## YOUR GOAL
Only lines holding the word "true" are needed; copy each of them from the material.
(DATA RECORDS)
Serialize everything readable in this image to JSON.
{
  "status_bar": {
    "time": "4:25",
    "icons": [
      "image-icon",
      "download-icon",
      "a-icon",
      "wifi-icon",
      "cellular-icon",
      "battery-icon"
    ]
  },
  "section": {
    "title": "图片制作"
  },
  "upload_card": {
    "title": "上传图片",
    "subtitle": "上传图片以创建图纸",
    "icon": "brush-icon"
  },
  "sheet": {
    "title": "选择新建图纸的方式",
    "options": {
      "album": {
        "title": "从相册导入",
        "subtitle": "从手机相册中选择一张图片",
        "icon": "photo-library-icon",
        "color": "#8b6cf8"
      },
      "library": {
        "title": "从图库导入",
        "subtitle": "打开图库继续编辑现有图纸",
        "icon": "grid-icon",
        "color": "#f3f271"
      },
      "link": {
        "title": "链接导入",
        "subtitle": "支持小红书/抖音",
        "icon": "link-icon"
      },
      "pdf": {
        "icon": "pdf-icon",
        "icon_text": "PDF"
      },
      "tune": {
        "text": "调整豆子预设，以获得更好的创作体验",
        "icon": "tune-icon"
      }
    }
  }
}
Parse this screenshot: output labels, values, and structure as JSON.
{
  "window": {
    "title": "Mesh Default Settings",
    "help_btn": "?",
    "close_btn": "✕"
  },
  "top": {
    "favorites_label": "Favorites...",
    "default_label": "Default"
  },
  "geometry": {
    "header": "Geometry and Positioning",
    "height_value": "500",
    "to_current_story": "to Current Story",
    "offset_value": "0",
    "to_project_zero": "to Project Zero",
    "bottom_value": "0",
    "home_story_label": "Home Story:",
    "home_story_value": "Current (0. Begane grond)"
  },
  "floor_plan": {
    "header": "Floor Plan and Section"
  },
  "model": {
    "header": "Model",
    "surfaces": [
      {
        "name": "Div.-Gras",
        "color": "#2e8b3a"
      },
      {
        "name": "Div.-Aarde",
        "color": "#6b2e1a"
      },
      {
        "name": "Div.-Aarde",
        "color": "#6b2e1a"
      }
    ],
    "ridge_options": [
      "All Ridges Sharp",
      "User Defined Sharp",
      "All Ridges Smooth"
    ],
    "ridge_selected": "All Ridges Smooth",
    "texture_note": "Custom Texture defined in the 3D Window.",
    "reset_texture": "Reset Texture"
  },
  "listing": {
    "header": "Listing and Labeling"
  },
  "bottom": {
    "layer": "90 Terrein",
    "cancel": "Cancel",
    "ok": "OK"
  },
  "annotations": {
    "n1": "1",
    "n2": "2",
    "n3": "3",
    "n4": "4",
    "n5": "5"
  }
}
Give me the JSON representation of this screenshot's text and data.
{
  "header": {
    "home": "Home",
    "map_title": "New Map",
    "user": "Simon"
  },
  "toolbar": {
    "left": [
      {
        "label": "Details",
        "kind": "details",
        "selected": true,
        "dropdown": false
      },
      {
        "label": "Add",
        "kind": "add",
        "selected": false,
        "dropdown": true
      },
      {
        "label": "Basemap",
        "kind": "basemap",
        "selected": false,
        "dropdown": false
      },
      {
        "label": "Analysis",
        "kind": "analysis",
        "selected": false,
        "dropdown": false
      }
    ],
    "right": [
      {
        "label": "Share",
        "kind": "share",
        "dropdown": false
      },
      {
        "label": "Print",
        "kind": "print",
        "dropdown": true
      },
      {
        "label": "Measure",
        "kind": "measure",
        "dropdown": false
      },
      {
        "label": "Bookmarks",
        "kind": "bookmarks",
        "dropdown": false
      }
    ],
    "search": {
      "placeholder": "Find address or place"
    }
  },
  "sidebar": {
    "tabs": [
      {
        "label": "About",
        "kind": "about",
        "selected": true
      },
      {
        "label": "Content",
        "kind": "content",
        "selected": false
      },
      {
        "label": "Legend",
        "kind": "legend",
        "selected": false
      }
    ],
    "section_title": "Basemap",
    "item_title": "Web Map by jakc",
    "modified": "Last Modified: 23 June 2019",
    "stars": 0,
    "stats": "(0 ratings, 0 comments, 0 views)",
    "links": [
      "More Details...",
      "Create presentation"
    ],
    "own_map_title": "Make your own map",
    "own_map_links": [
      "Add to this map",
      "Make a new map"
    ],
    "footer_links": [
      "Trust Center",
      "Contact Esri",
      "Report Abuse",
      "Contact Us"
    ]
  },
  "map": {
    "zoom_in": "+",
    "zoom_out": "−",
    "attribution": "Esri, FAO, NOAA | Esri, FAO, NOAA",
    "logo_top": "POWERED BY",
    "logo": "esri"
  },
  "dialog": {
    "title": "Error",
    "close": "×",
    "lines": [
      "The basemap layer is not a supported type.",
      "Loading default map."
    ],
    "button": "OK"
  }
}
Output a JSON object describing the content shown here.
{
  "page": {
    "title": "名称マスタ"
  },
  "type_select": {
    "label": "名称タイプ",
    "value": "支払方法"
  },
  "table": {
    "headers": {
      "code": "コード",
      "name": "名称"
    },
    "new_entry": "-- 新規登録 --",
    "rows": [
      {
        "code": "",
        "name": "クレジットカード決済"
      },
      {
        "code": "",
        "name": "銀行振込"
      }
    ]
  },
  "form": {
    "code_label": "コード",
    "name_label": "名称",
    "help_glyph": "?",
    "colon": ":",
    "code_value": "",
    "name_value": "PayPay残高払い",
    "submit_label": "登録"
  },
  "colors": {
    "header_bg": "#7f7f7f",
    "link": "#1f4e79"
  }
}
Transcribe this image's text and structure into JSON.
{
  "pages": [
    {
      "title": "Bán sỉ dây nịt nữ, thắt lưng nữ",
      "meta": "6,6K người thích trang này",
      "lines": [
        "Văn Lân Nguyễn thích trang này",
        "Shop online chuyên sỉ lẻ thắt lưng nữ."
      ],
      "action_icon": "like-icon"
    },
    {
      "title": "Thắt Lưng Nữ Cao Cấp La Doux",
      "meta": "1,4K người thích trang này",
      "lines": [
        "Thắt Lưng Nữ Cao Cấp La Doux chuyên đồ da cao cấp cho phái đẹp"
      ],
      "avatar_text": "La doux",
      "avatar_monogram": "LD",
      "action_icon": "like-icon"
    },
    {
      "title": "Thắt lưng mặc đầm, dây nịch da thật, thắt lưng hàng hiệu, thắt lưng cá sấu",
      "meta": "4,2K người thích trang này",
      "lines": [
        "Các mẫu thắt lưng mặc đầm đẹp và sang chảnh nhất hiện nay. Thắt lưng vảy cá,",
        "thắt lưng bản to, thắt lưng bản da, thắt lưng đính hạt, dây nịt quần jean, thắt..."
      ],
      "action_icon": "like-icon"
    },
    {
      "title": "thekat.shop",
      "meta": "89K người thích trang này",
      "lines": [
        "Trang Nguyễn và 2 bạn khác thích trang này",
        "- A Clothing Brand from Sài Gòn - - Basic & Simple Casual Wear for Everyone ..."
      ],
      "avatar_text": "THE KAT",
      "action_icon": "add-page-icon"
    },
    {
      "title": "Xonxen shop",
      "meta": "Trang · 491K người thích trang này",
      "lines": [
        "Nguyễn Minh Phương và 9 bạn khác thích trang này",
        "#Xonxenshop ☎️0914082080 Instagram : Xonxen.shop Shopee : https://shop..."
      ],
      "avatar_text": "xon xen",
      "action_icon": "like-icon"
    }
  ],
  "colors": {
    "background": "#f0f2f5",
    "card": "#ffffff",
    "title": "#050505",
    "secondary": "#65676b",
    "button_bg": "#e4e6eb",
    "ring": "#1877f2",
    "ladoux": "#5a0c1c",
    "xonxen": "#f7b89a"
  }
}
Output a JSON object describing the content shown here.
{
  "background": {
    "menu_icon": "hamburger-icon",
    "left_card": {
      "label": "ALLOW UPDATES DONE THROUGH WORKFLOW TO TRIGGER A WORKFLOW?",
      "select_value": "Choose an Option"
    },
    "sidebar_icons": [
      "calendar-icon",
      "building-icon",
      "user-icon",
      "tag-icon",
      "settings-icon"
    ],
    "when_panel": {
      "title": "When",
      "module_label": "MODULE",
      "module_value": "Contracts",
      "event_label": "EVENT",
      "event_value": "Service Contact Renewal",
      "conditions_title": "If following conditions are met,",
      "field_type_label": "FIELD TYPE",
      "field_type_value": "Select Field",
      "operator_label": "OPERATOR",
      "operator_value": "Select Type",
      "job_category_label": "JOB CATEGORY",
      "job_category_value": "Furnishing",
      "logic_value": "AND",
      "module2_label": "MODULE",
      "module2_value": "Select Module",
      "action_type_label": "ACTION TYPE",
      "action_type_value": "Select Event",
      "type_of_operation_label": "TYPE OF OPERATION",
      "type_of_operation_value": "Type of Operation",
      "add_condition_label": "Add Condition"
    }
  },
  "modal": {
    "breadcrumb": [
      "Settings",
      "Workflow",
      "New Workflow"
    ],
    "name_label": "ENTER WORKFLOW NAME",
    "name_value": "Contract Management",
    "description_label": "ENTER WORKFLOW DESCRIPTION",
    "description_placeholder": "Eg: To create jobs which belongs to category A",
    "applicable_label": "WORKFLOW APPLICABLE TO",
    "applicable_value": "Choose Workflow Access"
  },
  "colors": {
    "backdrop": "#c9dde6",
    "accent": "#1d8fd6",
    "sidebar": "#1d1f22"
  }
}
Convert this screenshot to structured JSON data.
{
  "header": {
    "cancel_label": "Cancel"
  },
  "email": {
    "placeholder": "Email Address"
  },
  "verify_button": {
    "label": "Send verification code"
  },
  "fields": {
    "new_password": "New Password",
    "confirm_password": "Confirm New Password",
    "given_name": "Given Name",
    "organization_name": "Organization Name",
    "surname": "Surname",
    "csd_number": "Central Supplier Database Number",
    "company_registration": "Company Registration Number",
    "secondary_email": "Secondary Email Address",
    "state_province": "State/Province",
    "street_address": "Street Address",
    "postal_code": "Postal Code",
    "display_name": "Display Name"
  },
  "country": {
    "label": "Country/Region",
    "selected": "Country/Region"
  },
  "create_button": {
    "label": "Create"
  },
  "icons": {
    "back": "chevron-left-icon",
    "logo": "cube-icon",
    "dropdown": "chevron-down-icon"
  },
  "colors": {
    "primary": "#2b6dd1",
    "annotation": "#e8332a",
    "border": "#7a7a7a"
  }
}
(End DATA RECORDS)
## WRITTEN SOLUTION
        "selected": true,
        "dropdown": true
        "dropdown": true
        "selected": true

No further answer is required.